This ancient cemetery dates back to the 7th and 8th centuries BC and consists of a scattering of 150 graves spread out over the wide field.
The arrangement of the burial chambers closely matches descriptions of Mycenaean tombs in Homer’s Iliad. Kings and nobles were buried here with their favoured worldly possessions, food, drink, and even their sacrificed slaves.
The tombs are prominently signposted, south of the Salamis turn-off, along the road to the Church of Apostolos Varnavas.
Further south on the site, marked by a lone eucalyptus tree, are the Cellarka tombs. These smaller rock-cut tombs were used for less important members of the royal community. The tombs have steep steps leading to the underground chambers where stone urns were placed pending the decomposition of their contents.
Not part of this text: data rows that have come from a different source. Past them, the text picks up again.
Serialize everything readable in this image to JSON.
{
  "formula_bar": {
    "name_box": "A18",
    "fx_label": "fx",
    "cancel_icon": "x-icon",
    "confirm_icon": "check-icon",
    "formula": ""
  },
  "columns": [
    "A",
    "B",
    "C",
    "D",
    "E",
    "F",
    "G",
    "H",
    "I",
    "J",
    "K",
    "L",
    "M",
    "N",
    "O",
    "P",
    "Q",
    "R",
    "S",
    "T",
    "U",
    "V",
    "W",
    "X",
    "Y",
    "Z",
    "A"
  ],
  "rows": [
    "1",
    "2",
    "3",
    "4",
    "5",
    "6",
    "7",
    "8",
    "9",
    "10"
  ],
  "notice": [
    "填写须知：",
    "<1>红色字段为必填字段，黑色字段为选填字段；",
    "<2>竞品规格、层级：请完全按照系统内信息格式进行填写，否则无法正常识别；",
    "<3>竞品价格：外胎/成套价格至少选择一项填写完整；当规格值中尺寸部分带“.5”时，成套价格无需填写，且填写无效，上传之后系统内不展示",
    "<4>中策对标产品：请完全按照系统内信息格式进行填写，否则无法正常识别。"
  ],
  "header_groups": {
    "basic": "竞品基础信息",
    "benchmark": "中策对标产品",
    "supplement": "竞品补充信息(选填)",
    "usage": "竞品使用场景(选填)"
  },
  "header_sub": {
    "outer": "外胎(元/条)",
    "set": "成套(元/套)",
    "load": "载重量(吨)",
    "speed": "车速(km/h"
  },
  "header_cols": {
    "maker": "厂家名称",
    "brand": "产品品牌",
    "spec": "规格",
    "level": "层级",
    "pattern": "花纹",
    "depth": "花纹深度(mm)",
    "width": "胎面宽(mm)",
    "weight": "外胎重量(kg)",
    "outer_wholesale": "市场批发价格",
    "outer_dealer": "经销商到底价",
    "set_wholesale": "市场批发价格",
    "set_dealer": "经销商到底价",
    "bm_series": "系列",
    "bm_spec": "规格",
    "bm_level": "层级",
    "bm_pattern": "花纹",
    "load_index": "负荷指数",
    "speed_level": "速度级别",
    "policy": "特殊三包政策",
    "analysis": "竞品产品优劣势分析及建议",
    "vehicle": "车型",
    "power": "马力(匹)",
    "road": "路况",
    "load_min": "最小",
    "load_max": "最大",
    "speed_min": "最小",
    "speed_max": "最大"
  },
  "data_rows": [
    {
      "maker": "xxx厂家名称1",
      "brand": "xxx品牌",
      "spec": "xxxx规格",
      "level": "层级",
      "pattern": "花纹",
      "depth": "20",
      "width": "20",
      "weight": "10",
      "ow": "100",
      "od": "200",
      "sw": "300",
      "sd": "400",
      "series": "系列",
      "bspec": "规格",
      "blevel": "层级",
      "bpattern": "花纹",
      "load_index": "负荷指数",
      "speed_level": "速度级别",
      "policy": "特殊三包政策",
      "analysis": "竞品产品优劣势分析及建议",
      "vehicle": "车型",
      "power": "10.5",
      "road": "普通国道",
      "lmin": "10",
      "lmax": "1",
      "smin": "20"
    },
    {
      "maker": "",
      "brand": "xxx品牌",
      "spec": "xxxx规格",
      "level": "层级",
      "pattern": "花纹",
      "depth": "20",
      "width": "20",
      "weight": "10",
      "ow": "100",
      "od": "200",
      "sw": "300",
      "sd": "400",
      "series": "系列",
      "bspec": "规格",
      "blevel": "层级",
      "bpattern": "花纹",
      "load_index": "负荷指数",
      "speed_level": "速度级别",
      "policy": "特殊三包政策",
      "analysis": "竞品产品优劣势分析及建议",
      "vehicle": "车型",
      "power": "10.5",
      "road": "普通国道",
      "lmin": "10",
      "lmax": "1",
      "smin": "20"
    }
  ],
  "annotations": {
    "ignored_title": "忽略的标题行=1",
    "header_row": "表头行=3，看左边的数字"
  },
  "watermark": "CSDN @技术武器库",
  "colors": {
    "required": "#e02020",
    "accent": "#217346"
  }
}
Thereafter the bones were removed and the chambers reused.
Most tombs have been looted over the years, though at least three have yielded treasure and antiquities that are now in Nicosia’s Cyprus Museum.